Profoundly unpleasant. That seems as good a way to describe Landmine Goes Click to your average moviegoer. It might also be the nicest way to describe a film that seems to portray a vehement hatred for the female gender- but we'll get to that. Director Levan Bakhia knows precisely what buttons to push when it comes to flooding his frames with angst and tension, but his crosshairs are singularly focused to the point he's missing important targets just outside his field of vision. The result? Missed opportunity.
Here's what you need to know: Daniel (Dean Geyer), Chris (Sterling Knight), and Alicia (Spencer Locke) are three friends touring the scenic landscapes of Europe. Daniel and Alicia are engaged to be married, but Daniel is unaware that Alicia and Chris recently hooked up. Suddenly the unthinkable happens when, on a hill formerly used as a minefield during war, Chris steps on a landmine. Frantic and unsure if it's still a live explosive device the three plot out how to get help.
That premise gets you about 15 to 20 minutes in and to go any further would, I think, be a disservice. The remaining 1+ hours isn't particularly groundbreaking and apparently has an axe to grind with women, but it's at least worth experiencing unsullied. It could however be argued that Bakhia's film does not earn the right to be experienced unsullied due to the dirty deeds inflicted upon Locke's character- an argument to the contrary would be fraught with conflict. When the credits roll it's doubtful anyone would go to bat for anything redeeming the film has to offer, but let's explore that unpopular position anyway.

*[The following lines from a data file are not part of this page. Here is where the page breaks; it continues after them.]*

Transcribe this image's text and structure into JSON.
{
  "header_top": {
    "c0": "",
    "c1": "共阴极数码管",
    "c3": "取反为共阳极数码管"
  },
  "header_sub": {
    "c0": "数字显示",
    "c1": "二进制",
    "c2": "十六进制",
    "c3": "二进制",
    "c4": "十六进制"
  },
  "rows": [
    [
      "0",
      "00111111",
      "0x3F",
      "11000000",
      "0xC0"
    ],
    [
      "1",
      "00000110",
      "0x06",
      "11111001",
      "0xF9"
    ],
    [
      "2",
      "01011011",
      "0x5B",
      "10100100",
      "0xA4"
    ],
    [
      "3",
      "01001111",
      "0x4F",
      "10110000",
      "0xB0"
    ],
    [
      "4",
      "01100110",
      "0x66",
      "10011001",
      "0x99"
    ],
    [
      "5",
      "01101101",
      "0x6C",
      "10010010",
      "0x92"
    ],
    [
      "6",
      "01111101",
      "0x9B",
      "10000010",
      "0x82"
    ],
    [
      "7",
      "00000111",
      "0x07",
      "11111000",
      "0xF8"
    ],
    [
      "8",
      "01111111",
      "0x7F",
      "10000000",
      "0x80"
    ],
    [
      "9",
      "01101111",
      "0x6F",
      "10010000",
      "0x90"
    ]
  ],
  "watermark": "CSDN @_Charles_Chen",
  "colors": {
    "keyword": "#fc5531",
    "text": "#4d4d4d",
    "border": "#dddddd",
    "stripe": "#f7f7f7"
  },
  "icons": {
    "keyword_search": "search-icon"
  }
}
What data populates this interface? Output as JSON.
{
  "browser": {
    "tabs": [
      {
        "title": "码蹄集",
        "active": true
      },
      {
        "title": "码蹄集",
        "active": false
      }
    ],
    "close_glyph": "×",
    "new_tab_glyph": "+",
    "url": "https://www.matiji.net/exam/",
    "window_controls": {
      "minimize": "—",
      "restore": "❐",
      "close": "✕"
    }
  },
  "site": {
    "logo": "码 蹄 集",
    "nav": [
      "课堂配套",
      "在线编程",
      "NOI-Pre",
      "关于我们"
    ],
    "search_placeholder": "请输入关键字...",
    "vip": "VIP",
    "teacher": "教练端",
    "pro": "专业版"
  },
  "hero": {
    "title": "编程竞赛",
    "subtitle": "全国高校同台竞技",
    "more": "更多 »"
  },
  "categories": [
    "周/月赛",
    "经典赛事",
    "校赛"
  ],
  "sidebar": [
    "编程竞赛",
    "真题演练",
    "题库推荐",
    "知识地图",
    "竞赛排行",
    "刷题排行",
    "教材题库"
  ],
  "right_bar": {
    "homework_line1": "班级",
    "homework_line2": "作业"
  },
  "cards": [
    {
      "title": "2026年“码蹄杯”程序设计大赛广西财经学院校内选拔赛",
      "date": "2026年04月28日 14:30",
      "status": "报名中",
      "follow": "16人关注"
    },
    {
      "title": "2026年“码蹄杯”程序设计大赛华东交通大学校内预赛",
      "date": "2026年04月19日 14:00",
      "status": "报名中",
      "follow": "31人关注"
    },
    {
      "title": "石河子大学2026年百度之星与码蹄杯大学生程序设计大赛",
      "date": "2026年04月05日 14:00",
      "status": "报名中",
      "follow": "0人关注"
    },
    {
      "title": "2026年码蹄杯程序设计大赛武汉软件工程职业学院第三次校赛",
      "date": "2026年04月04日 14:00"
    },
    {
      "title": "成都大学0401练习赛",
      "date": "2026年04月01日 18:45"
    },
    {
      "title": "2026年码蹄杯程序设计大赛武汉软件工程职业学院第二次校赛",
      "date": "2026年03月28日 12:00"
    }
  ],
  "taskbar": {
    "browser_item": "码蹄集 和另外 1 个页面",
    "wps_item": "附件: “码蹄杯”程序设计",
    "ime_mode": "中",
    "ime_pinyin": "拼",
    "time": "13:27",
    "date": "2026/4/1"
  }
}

Bekhia is clearly a filmmaker that at the very least has the chops to put together a competent film, make the material compelling, and wrap things up in such a way that invokes a reaction. Landmine Goes Click looks great, tension is established wonderfully, and the film certainly leaves an impression following the final act that is committed. Once context comes into play, the film's redeeming aspects start to back away slowly into the shadows. Locke, is not the only female character on the receiving end of disgusting male behavior- an aspect hidden from the initial premise, but deserves mentioning. Bakhia and his co-writers' disrespect reaches unfathomable levels to the point that Landmine Goes Click cannot be considered entertainment. It's the final terrible act committed by a character that makes Landmine Goes Click worth enduring. The act itself is equally if not more reprehensible compared to what you've just endured, but the note the film cuts to black on is haunting, depressing, and powerful.
Shallow characters and a couple of weak performances serve only to magnify the weaknesses in the screenplay. The morally bankrupt approach to the script feels all the more abhorrent due to the fact that three writers contributed their voice to its vicious demeanor and not one was able to steer the conversation in a different direction. There are any number of slimy and villainous words in the English dictionary that can be used to describe the overall experience of Landmine Goes Click and even fewer one can conjure up to justify a recommendation. The long and the short of it is that Landmine Goes Click should not in any way shape or form be sought out with vigor, but if you find yourself in the position to check it out, please do so...but understand that the recommendation comes with an apprehensive and heavy heart.